Intranets are often the “basement” of the hypothetical house that is any given organization. And like an untouched basement filled with spiderwebs, company’s intranets hold valuable nuggets of information that often go unused, untouched or completely forgotten.
My company, Igloo, conducted a survey of 1,000 full time employees. Thirty-two percent of respondents said they have avoided sharing a document with a colleague because it would take too long to find. Too often, traditional intranets exist only as a central repository for document storage with their potential not fully realized. Even more problematic is intranets aren’t easy to access when they should be a tool for employees to seamlessly share knowledge and collaborate.
But if these access challenges are addressed and the full potential of the intranet is understood, intranets can be one of an organization’s most valuable tools, especially as we enter an age where digital connectedness between employees is essential.
Understanding Your Intranet’s Value
Today’s workplaces are more dispersed than ever, with the IDC predicting mobile workers to account for nearly 75 percent of the US workforce by 2020. Flexible policies around working-from-home are also more common, with Gallup reporting that 43 percent of Americans spend at least some time working remotely.
While organizations are moving toward a mobile workforce, they haven’t brought their solutions for employee communication up to speed. Sixty-four percent of remote workers believe their coworkers make changes to projects without warning them, compared to 31 percent of onsite employees, according to a survey from David Maxfield and Joseph Grenny. A tool for simple, streamlined communication could readily eradicate the issue of unexpected project changes.
Clearly employees need the right digital tools to improve collaboration. Intranets can move beyond the digital filing cabinet to serve this purpose, provided they have the right tools.
Related Article: How Intranet Home Pages Anchor the Digital Workplace
Leveraging Your Intranet For Employee Collaboration
More organizations are beginning to realize the potential of intranets, opting to move to a next-gen intranet that incorporates digital solutions designed to address specific line of business challenges and acts as a primary platform for inter-company communication, as well as a hub for company updates, policies and other valuable information.
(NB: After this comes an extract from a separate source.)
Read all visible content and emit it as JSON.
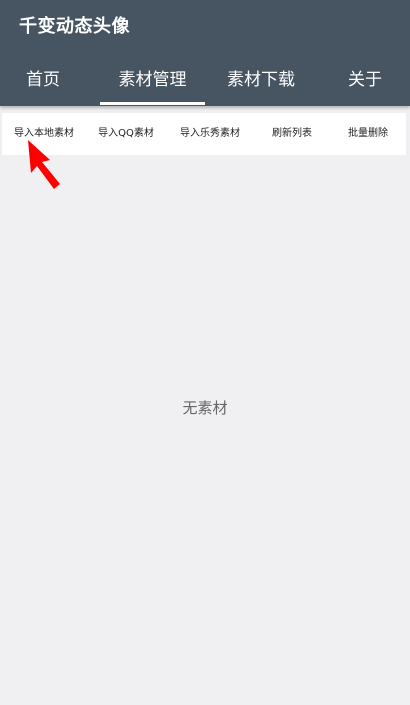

Instead of just a stale, back-end of the company site, intranets were intended to be continually updated, for example, with the latest policies. By offering a place for employees to communicate, you eliminate the messy strain of emails that decrease productivity. Today’s professionals spend more than six hours daily sending and receiving an average of 123 emails.
So how do you determine if your existing intranet is truly effective in its role as a communication platform?
Related Article: 6 Ways to Measure Your Intranet's Effectiveness
Measuring the Effectiveness of Your Intranet
While a next-gen intranet has clear benefits, it’s important to define a plan that will address your organization’s needs and preferences over time. And, in order to continuously improve, measuring the right things is key. If you think of it in terms of Return on Objectives (ROO) you’ll have a much easier time defining success and knowing where to focus your attention. That said, businesses should consider a couple of metrics when measuring their effectiveness, including:
Measuring the number of interactions between employees per month is a good baseline to indicate whether or not employees are aware of their digital destination and find value in the information and interactions there. This is an especially effective method for organizations leveraging digital solutions like a newsroom, an integrated social channel or an onboarding center, which are focused on sharing information and connecting employees.
The right intranet solutions can have a big impact on the overall satisfaction among employees. A Deloitte survey found organizations that enabled employees to more easily connect and share with each other saw a median 20 percent increase in employee satisfaction. Internal surveys and polls, net promoter scores and changes in retention rate are also good measurement factors for employee satisfaction. For organizations that do conduct polls, asking pointed questions about collaboration and communication will help determine what’s missing from your current intranet platform.
Ultimately, better collaboration and communication among employees should result in more productivity. While productivity is the most difficult to measure, an organization that has used a next-gen intranet platform for at least several months can compare productivity metrics to determine the level of impact. One way to measure productivity is knowing how long it took an employee to ramp up after the onboarding process or bring new products to market. This can help leaders decide whether or not access to materials like guidelines and policies need to be smoothed out.
While measurement of more subjective benchmarks, like satisfaction and productivity can be more challenging to capture, it’s important for organizations to focus on the objectives they are trying to achieve and create before and after benchmarks. Things like retention, customer satisfaction, and alignment and understanding of corporate objectives should be your big picture goals, with more granular objectives defined for each department and line of business. Creating a comprehensive plan, complete with measurement benchmarks and cross functional leadership alignment are some of the keys to creating a successful modern workplace.